▸ **Problem**:
Every line of the data below should be written out word for word.

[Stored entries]
════════════════

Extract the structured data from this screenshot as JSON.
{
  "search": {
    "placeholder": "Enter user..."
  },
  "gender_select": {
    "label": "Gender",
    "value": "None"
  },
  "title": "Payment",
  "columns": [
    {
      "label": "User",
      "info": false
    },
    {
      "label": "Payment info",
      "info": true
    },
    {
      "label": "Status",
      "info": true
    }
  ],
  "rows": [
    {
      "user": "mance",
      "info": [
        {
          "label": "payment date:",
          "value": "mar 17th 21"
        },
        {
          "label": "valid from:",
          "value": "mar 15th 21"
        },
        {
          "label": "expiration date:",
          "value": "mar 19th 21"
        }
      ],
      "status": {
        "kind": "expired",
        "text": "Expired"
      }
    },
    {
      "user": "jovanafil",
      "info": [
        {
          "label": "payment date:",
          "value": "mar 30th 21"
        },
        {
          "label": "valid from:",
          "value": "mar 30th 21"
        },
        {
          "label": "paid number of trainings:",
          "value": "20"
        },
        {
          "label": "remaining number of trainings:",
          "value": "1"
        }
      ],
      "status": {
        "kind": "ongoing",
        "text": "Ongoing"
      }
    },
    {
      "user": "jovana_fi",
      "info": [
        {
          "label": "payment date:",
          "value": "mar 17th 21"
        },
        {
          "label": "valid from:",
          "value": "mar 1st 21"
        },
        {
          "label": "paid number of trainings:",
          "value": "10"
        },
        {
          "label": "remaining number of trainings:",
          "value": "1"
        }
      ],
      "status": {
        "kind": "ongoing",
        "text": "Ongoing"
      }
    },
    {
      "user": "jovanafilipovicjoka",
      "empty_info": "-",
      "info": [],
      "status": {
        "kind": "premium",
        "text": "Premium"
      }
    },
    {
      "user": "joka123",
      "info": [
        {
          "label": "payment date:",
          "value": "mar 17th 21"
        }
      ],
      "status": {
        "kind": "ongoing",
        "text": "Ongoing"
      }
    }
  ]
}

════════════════

▸ **Finished exercise**:
Extract the structured data from this screenshot as JSON.
{
  "search": {
    "placeholder": "Enter user..."
  },
  "gender_select": {
    "label": "Gender",
    "value": "None"
  },
  "title": "Payment",
  "columns": [
    {
      "label": "User",
      "info": false
    },
    {
      "label": "Payment info",
      "info": true
    },
    {
      "label": "Status",
      "info": true
    }
  ],
  "rows": [
    {
      "user": "mance",
      "info": [
        {
          "label": "payment date:",
          "value": "mar 17th 21"
        },
        {
          "label": "valid from:",
          "value": "mar 15th 21"
        },
        {
          "label": "expiration date:",
          "value": "mar 19th 21"
        }
      ],
      "status": {
        "kind": "expired",
        "text": "Expired"
      }
    },
    {
      "user": "jovanafil",
      "info": [
        {
          "label": "payment date:",
          "value": "mar 30th 21"
        },
        {
          "label": "valid from:",
          "value": "mar 30th 21"
        },
        {
          "label": "paid number of trainings:",
          "value": "20"
        },
        {
          "label": "remaining number of trainings:",
          "value": "1"
        }
      ],
      "status": {
        "kind": "ongoing",
        "text": "Ongoing"
      }
    },
    {
      "user": "jovana_fi",
      "info": [
        {
          "label": "payment date:",
          "value": "mar 17th 21"
        },
        {
          "label": "valid from:",
          "value": "mar 1st 21"
        },
        {
          "label": "paid number of trainings:",
          "value": "10"
        },
        {
          "label": "remaining number of trainings:",
          "value": "1"
        }
      ],
      "status": {
        "kind": "ongoing",
        "text": "Ongoing"
      }
    },
    {
      "user": "jovanafilipovicjoka",
      "empty_info": "-",
      "info": [],
      "status": {
        "kind": "premium",
        "text": "Premium"
      }
    },
    {
      "user": "joka123",
      "info": [
        {
          "label": "payment date:",
          "value": "mar 17th 21"
        }
      ],
      "status": {
        "kind": "ongoing",
        "text": "Ongoing"
      }
    }
  ]
}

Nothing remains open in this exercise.